For this we have a great ally: insects.

"Insects perform many beneficial functions; for example, they facilitate pollination, disseminate seeds, improve soil texture and decompose dead plant cover. (...) In addition, many insects play an important role in human nutrition. (...) Insects contribute significantly to the food security and livelihoods of people in many developing countries".

These reflections from the article Edible forest insects, an often overlooked source of protein by P. Vantomme gives us a clear idea of the importance and necessity of using this type of animal for our food. To this we add our unavoidable commitment to sustainability, the result of the belief and experience that there is only one possible way: to be sustainable in an integral way, that is to say, both in the forms of production and in the forms of food. 
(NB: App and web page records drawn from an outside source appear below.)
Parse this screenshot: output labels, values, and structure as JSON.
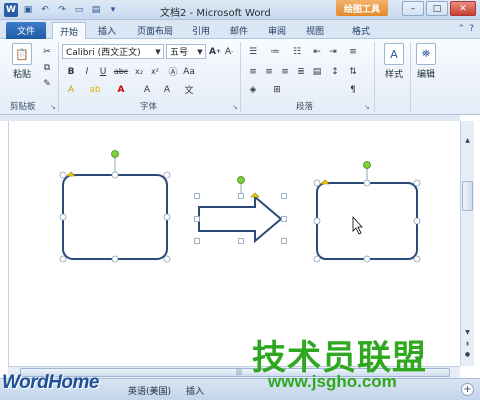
{
  "titlebar": {
    "title": "文档2 - Microsoft Word",
    "context_tab": "绘图工具",
    "app_icon": "W",
    "quick_access": [
      "save-icon",
      "undo-icon",
      "redo-icon",
      "new-icon",
      "open-icon",
      "customize-icon"
    ]
  },
  "tabs": [
    {
      "label": "文件"
    },
    {
      "label": "开始"
    },
    {
      "label": "插入"
    },
    {
      "label": "页面布局"
    },
    {
      "label": "引用"
    },
    {
      "label": "邮件"
    },
    {
      "label": "审阅"
    },
    {
      "label": "视图"
    },
    {
      "label": "格式"
    }
  ],
  "ribbon": {
    "clipboard": {
      "paste_label": "粘贴",
      "group_label": "剪贴板"
    },
    "font": {
      "font_name": "Calibri (西文正文)",
      "font_size": "五号",
      "group_label": "字体"
    },
    "paragraph": {
      "group_label": "段落"
    },
    "styles": {
      "label": "样式"
    },
    "editing": {
      "label": "编辑"
    }
  },
  "statusbar": {
    "language": "英语(美国)",
    "mode": "插入",
    "zoom_plus": "+"
  },
  "watermark": {
    "left_logo": "WordHome",
    "brand_cn": "技术员联盟",
    "url": "www.jsgho.com"
  },
  "colors": {
    "shape_stroke": "#2c4a78",
    "handle_green": "#7ccf3a",
    "context_tab": "#e8943a",
    "watermark_green": "#2fa820"
  }
}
The increase in the world's population and the resulting growth in food consumption is forcing us to transform our traditional food sources, which is why we work with insect protein such as cricket meal, as it is 20 times more efficient than using other types of animals when reared as a source of protein. Trillions is committed to insects because they are one of the most sustainable sources of protein our planet has to offer.

According to a study presented by FAO at the International Conference on Forests for Food and Nutrition Security, insects are an easily accessible source of nutritious, protein-rich foods found in forests. More than 2 billion people use insects in their traditional food diets. And despite what we may believe, interesting research developed by FAO in collaboration with Wageningen University (Netherlands) shows that humans consume more than 1,900 species of insects worldwide. 

Insect breeding can help to avoid overexploitation of forests. Because they are cold-blooded, insects do not use food energy to maintain body temperature. On average, insects consume only 2 kg of feed to produce 1 kg of insect meat. At the other end of the spectrum, a cow requires 8 kg of feed to produce 1 kg of beef.

In addition, insects produce a small amount of emissions such as methane, ammonia, greenhouse gases and manure, all of which pollute the environment. In fact, insects can be used to break down waste, aiding composting processes that return nutrients to the soil while reducing odours.

Environmental sustainability also depends on the ways in which crops are grown. It is estimated that the world will have more than 8.5 billion people by the middle of the 21st century and according to an FAO report, 26% of the dry land area is used to grow pasture for livestock, and of the total arable land, 33% is used to produce crops for livestock. Insects substantially reduce this impact.

Not only water, they also require less food than other animals. While cattle require 8kg of feed to produce 1kg of body weight gain, crickets need only 2kg to do so, making them very efficient at food conversion.